═══ DATA IN THIS EXERCISE

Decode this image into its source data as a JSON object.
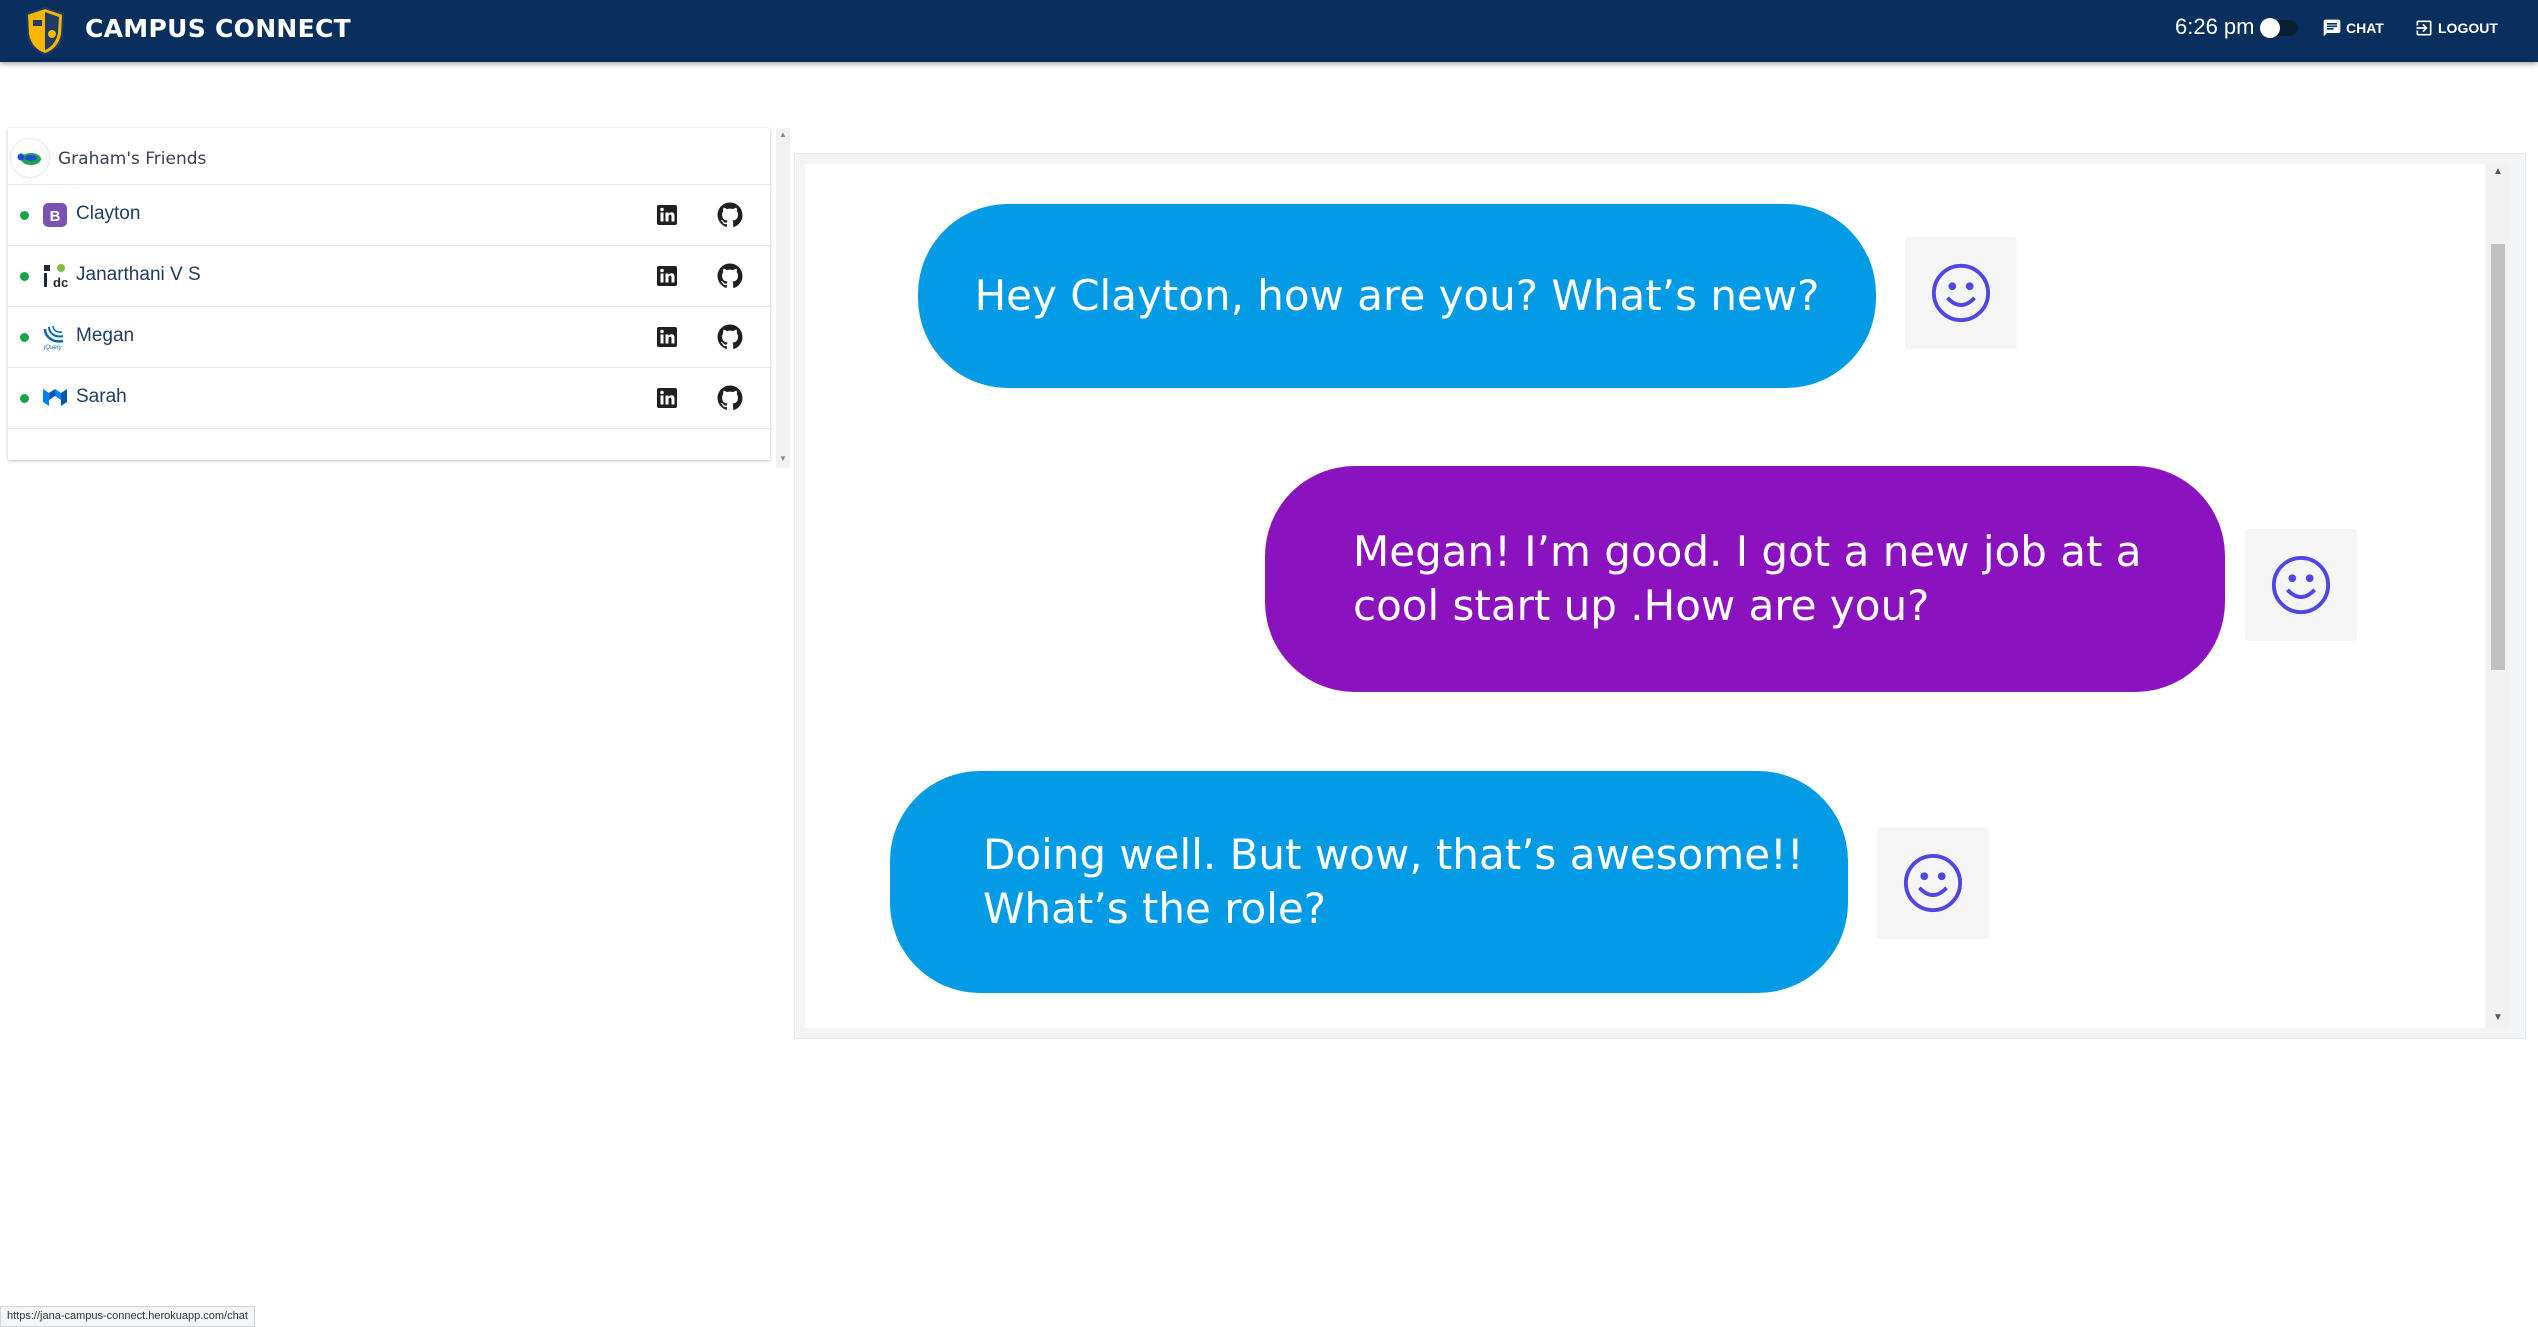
{
  "topbar": {
    "brand": "CAMPUS CONNECT",
    "time": "6:26 pm",
    "chat_label": "CHAT",
    "logout_label": "LOGOUT"
  },
  "friends": {
    "group_name": "Graham's Friends",
    "items": [
      {
        "name": "Clayton",
        "status": "online",
        "avatar_icon": "bootstrap-icon"
      },
      {
        "name": "Janarthani V S",
        "status": "online",
        "avatar_icon": "django-icon"
      },
      {
        "name": "Megan",
        "status": "online",
        "avatar_icon": "jquery-icon"
      },
      {
        "name": "Sarah",
        "status": "online",
        "avatar_icon": "mui-icon"
      }
    ]
  },
  "chat": {
    "messages": [
      {
        "text": "Hey Clayton, how are you? What’s new?",
        "color": "#039be5"
      },
      {
        "text_line1": "Megan!  I’m good. I got a new job at a",
        "text_line2": "cool start up .How are you?",
        "color": "#8a13bf"
      },
      {
        "text_line1": "Doing well. But wow, that’s awesome!!",
        "text_line2": "What’s the role?",
        "color": "#039be5"
      }
    ]
  },
  "status_bar": {
    "url": "https://jana-campus-connect.herokuapp.com/chat"
  },
  "colors": {
    "topbar": "#082f5e",
    "online": "#16a34a",
    "bubble_blue": "#039be5",
    "bubble_purple": "#8a13bf"
  }
}
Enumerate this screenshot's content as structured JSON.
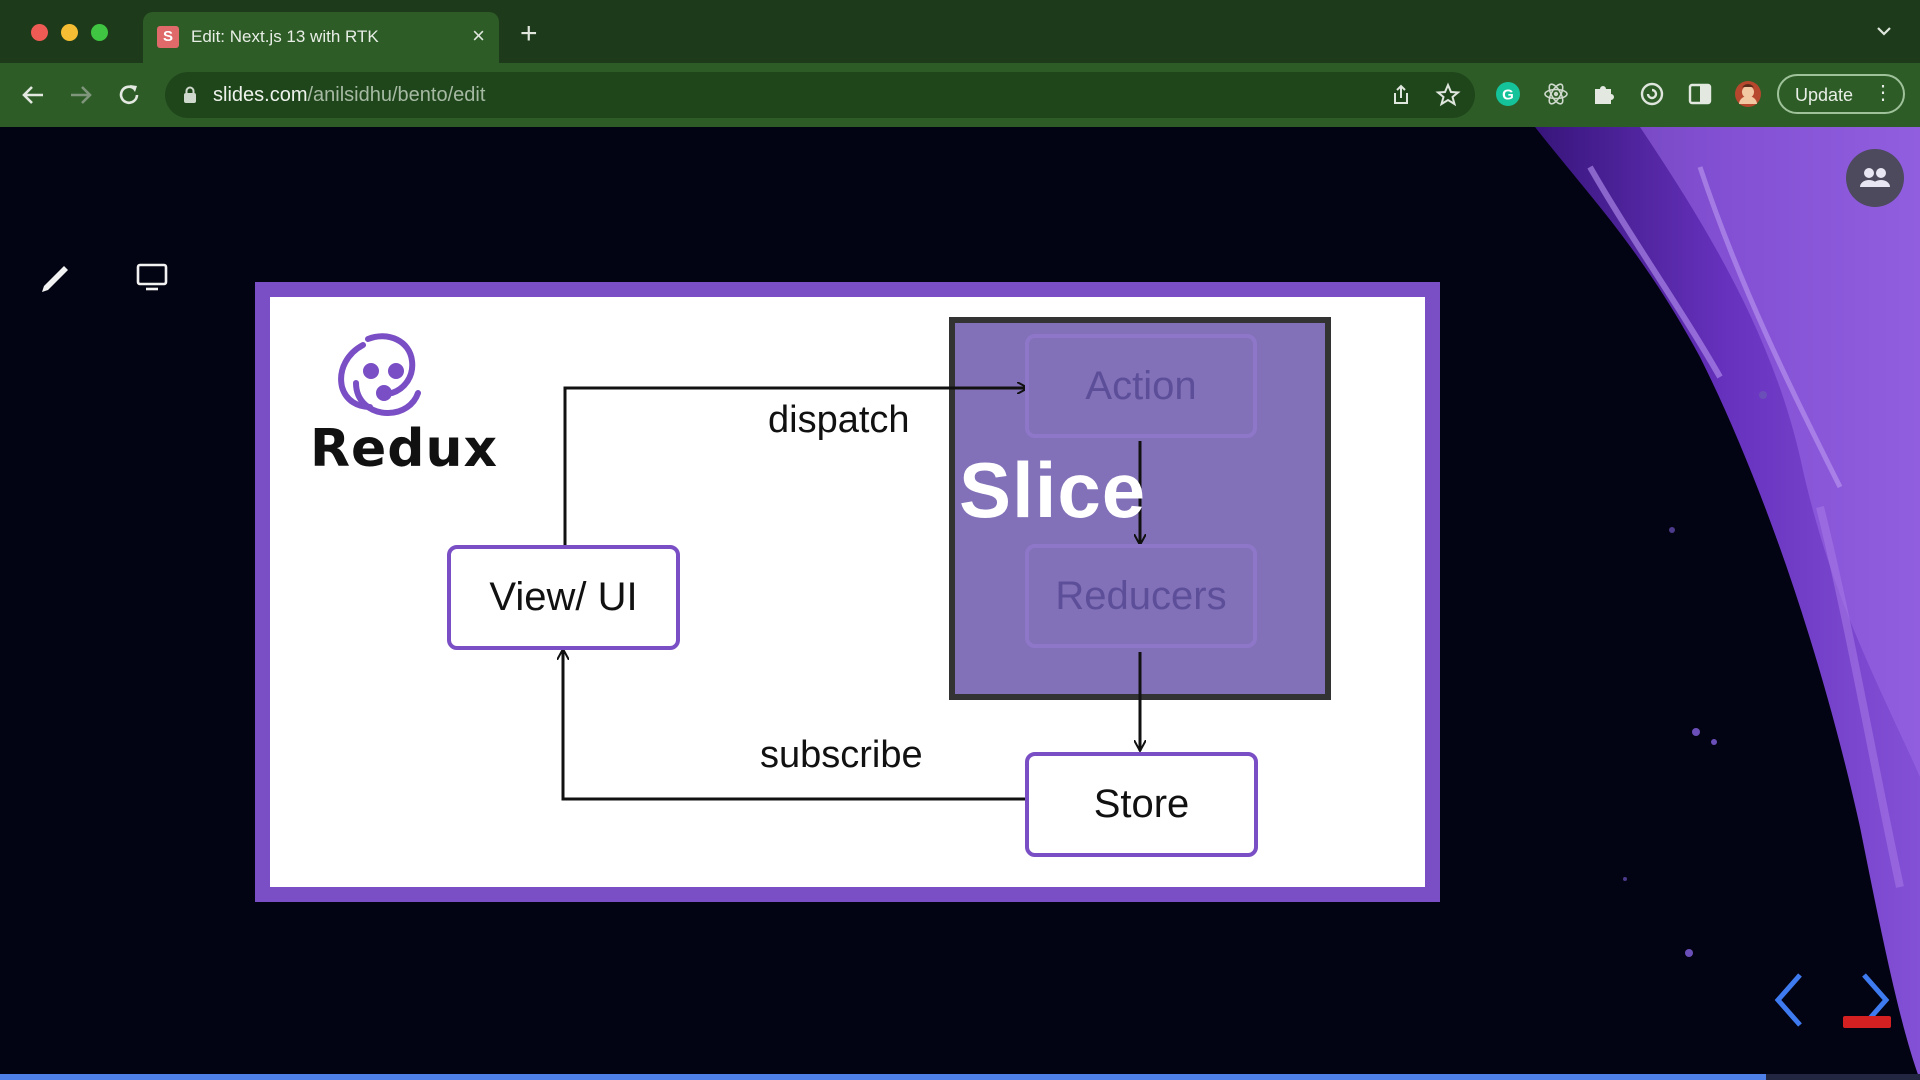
{
  "browser": {
    "tab": {
      "favicon_letter": "S",
      "title": "Edit: Next.js 13 with RTK"
    },
    "url": {
      "domain": "slides.com",
      "path": "/anilsidhu/bento/edit"
    },
    "update_label": "Update",
    "accent": "#2d5c27"
  },
  "slide": {
    "logo_text": "Redux",
    "slice_label": "Slice",
    "nodes": {
      "action": "Action",
      "reducers": "Reducers",
      "view": "View/ UI",
      "store": "Store"
    },
    "edges": {
      "dispatch": "dispatch",
      "subscribe": "subscribe"
    },
    "frame_color": "#7a4ec4"
  },
  "presentation": {
    "progress": 0.92
  }
}
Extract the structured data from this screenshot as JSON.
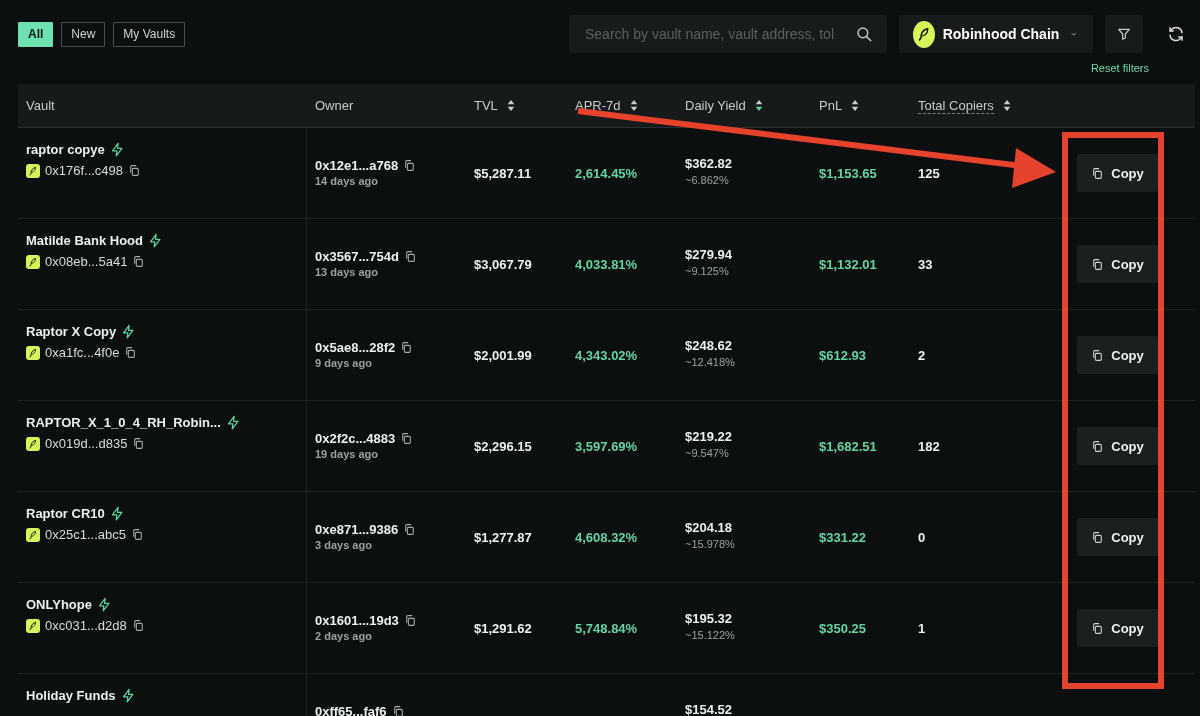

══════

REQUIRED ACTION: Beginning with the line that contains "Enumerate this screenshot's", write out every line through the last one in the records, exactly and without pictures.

ANSWER TO THE EXERCISE:
Enumerate this screenshot's content as structured JSON.
{
  "browser": {
    "tab": {
      "favicon_letter": "S",
      "title": "Edit: Next.js 13 with RTK"
    },
    "url": {
      "domain": "slides.com",
      "path": "/anilsidhu/bento/edit"
    },
    "update_label": "Update",
    "accent": "#2d5c27"
  },
  "slide": {
    "logo_text": "Redux",
    "slice_label": "Slice",
    "nodes": {
      "action": "Action",
      "reducers": "Reducers",
      "view": "View/ UI",
      "store": "Store"
    },
    "edges": {
      "dispatch": "dispatch",
      "subscribe": "subscribe"
    },
    "frame_color": "#7a4ec4"
  },
  "presentation": {
    "progress": 0.92
  }
}
Extract the structured data from this screenshot as JSON.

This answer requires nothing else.